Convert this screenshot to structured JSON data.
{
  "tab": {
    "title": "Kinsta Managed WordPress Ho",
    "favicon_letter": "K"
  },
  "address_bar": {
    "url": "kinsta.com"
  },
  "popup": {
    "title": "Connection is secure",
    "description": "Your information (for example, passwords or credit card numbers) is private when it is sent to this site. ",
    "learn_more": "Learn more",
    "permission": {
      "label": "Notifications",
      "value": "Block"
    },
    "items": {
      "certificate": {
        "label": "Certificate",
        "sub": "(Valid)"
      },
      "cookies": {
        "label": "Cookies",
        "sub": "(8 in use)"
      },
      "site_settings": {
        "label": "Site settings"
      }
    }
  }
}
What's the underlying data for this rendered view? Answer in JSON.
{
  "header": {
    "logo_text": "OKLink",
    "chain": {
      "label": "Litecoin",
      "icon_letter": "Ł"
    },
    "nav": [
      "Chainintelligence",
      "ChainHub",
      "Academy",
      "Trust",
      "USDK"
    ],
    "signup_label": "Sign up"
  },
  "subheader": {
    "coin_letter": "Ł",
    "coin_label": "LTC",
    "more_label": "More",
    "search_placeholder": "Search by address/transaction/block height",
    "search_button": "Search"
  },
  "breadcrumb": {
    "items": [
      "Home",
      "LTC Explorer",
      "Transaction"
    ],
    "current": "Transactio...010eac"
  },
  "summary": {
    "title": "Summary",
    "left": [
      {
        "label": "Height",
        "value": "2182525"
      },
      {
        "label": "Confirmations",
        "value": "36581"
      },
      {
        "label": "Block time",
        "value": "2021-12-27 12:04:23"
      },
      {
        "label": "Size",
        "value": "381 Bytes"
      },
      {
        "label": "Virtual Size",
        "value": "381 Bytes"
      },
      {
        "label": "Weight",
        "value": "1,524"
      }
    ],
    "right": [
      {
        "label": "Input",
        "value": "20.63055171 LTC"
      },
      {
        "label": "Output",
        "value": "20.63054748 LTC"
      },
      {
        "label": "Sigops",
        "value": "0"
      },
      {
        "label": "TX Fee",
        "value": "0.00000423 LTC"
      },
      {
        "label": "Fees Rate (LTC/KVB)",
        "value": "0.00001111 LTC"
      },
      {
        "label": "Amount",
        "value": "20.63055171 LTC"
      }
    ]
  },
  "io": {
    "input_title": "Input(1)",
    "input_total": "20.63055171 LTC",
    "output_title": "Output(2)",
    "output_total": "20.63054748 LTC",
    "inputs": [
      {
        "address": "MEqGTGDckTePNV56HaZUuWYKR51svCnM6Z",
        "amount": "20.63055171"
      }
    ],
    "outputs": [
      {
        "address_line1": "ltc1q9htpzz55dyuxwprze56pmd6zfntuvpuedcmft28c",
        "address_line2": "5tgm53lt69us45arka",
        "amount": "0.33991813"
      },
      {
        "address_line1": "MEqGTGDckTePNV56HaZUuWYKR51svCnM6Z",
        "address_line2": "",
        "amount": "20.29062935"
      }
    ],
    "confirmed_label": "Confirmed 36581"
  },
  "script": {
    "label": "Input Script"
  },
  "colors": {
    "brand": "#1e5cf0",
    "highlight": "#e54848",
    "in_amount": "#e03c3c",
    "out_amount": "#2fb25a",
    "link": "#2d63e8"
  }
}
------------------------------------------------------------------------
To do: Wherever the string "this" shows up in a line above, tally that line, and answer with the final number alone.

Exercise solution: 3